Despite these limitations, there are some delightful moments in the exchanges between the two performers. Director Michael Longhurst clearly understands what makes actors tick, and has given his cast the safety and freedom to experiment. Gyllenhaal and Wilson show a remarkable array of psychological colors and a protean ability to rapidly shift emotional gears  without losing authenticity.  It is their frankness  and spontaneity, unencumbered by complex props and set pieces, that give the play what energy it has. For students of the theater, CONSTELLATIONS is recommended as a textbook illustration of the many worlds that can be wrung from a single line of text simply by changing its interpretation.

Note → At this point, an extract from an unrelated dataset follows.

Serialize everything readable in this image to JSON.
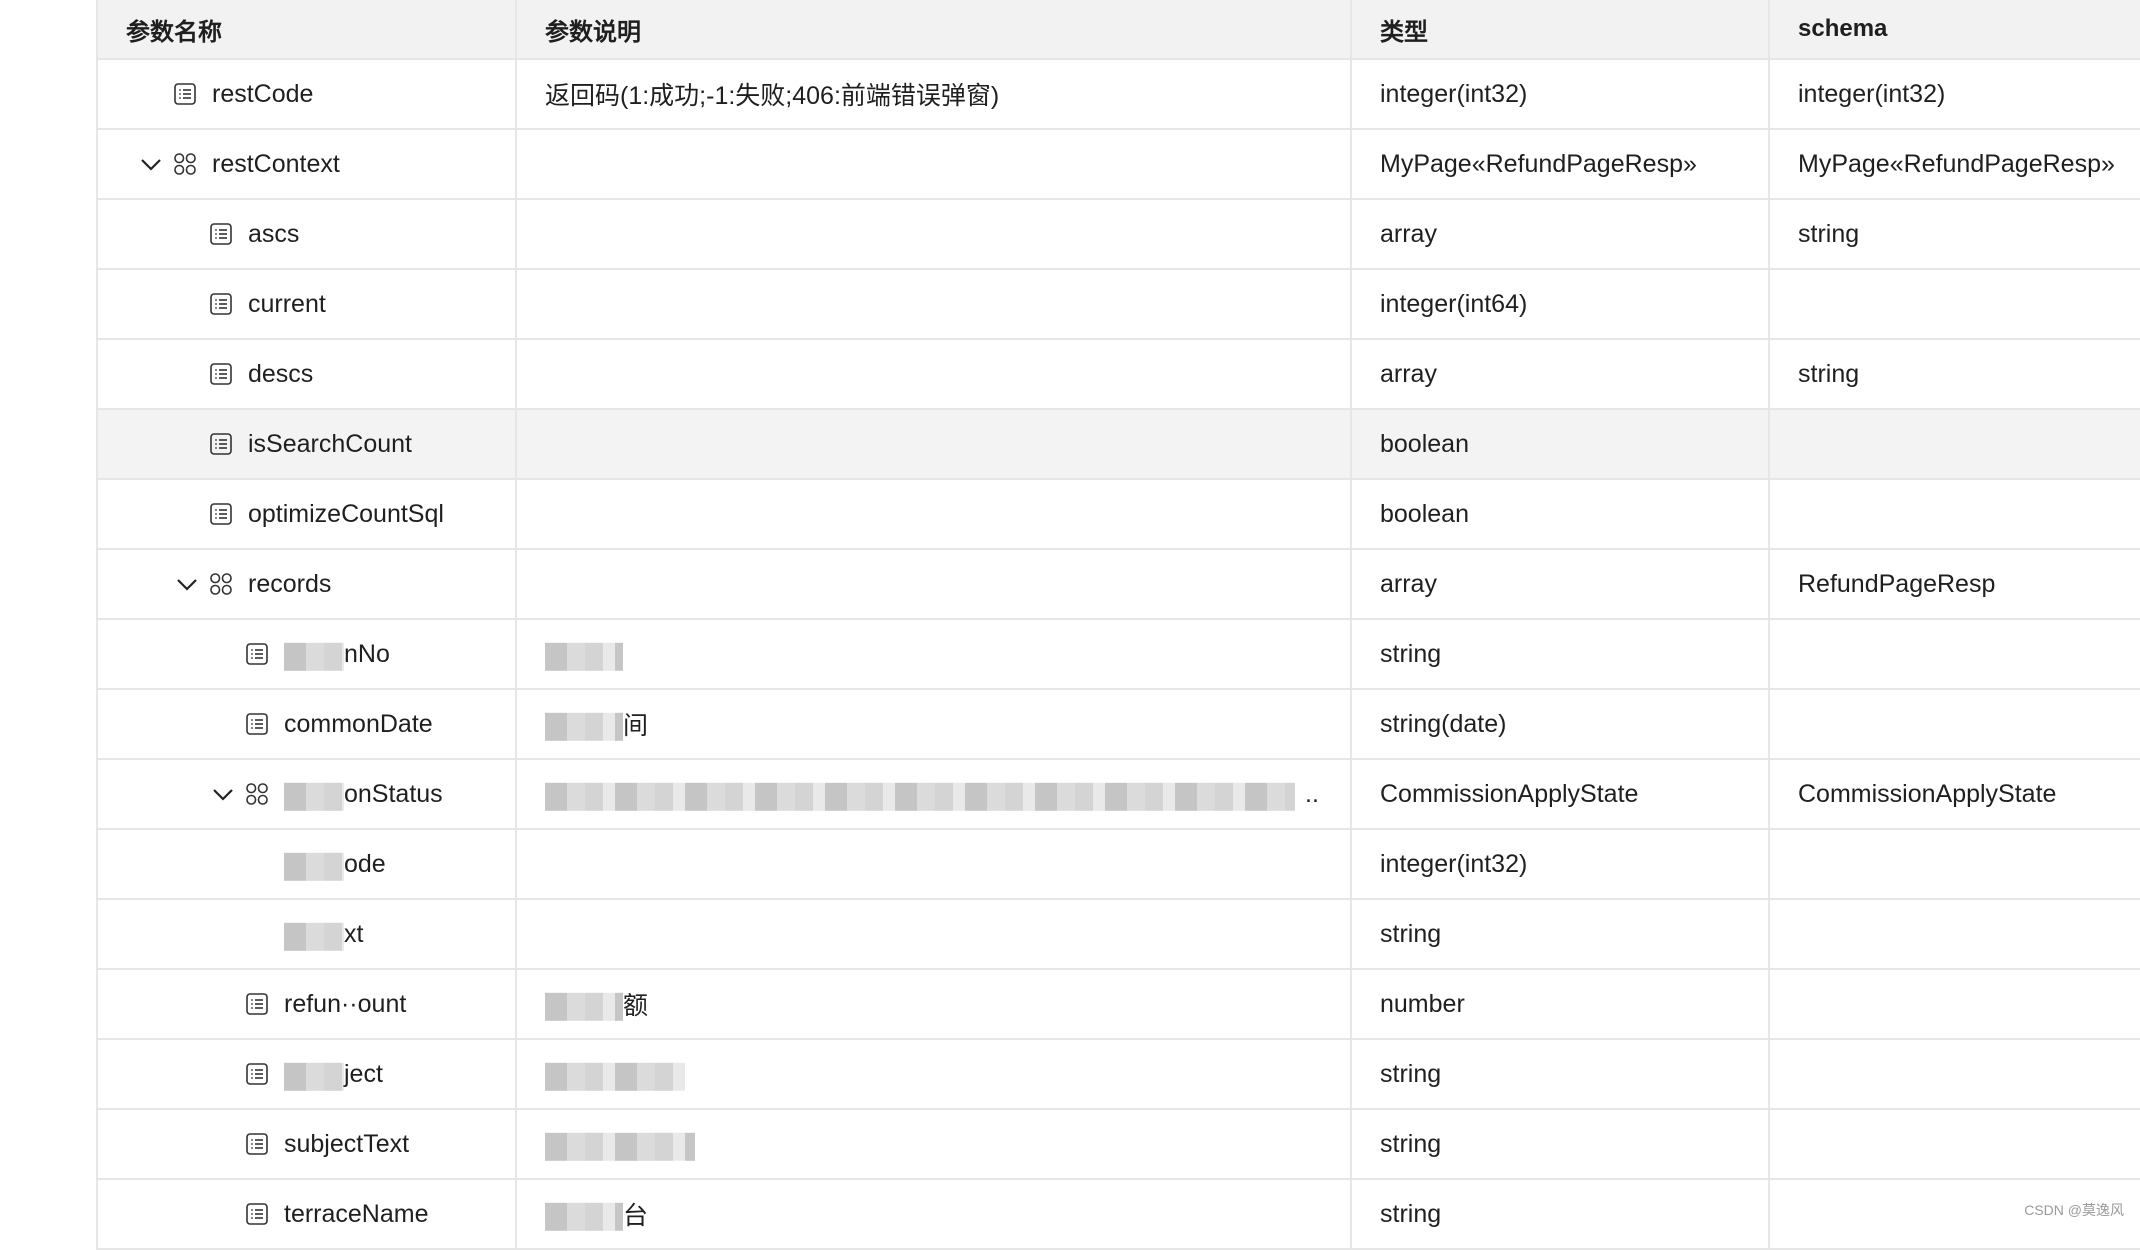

General audiences, however, are likely to find the production a little light for the ticket price.

CONSTELLATIONS continues in an open run at the  Samuel J. Friedman Theatre, 261 W 47th St, New York, NY 10036. Tickets:

LIMITED EXPERIENCE Written and performed by His Majesty The Baby


After the success of WE’RE VERY PROUD AND WE LOVE YOU SO MUCH at this summer’s New York Fringe Festival, His Majesty The Baby is bringing its ever-mutating brand of comedy to various venues in New York and elsewhere. Last week they hit the cozy back room of Chelsea’s People’s Improv Theater with the (nominally) holiday-themed LIMITED EXPERIENCE. The team (Shon Arieh-Lerer, Nathan Campbell, John Griswold, Andrew Kahn and Max Ritvo) continued its exploration of the spectator-performer relationship with a brief but substantial taster-plate of innovative sketches, projections, songs and soliloquies.

The theme of the evening was introduced with a rousing sing-along number which lauded the virtues of the theatrical fourth wall and assured us that “the audience can never take the stage”.  Naturally, a rule like that is made to be transgressed, and comic tension simmered as boundaries began to unravel. Satire itself became the object of some of the lampoons: A tutorial on the art of parody morphed into a Dadaist exercise in elevated nonsense. A naturalistic glimpse of the challenges of intimacy turned into metatheater as audience members became pawns in a domestic conflict. The message, of course, is that conventions – even conventional attacks on convention-  make us mentally lazy. Truth is by nature transient and requires vigilance, a continual self-examination and dismantling of convenient constructs.

If all this sounds a bit like a Gurdjieff discussion group in sketch-comedy clothing, fear not. HMTB manages to be cerebral in a goofily humble fashion. The material is thought-provoking, but never opaque or smugly intellectual and the performers are charismatic and fun to watch as they surrender themselves to the uncertainty of chance. Eschewing the conventional imperative to deliver zingers at regular intervals, the lads are willing to sacrifice the immediate laugh response for the sake of a larger payoff. Their trust in the audience is reciprocated. Even when we wonder where a scene is going, we’re willing to follow them. Where it all ends up may be entirely different from one night to the next. But that, like the controlled accidents of a Pollock canvas, is the beauty of it.

His Majesty The Baby will be back at the P.I.T Theater on January 27. 123 East 24th Street, New York, New York. (212) 563-7488.  HMTB website: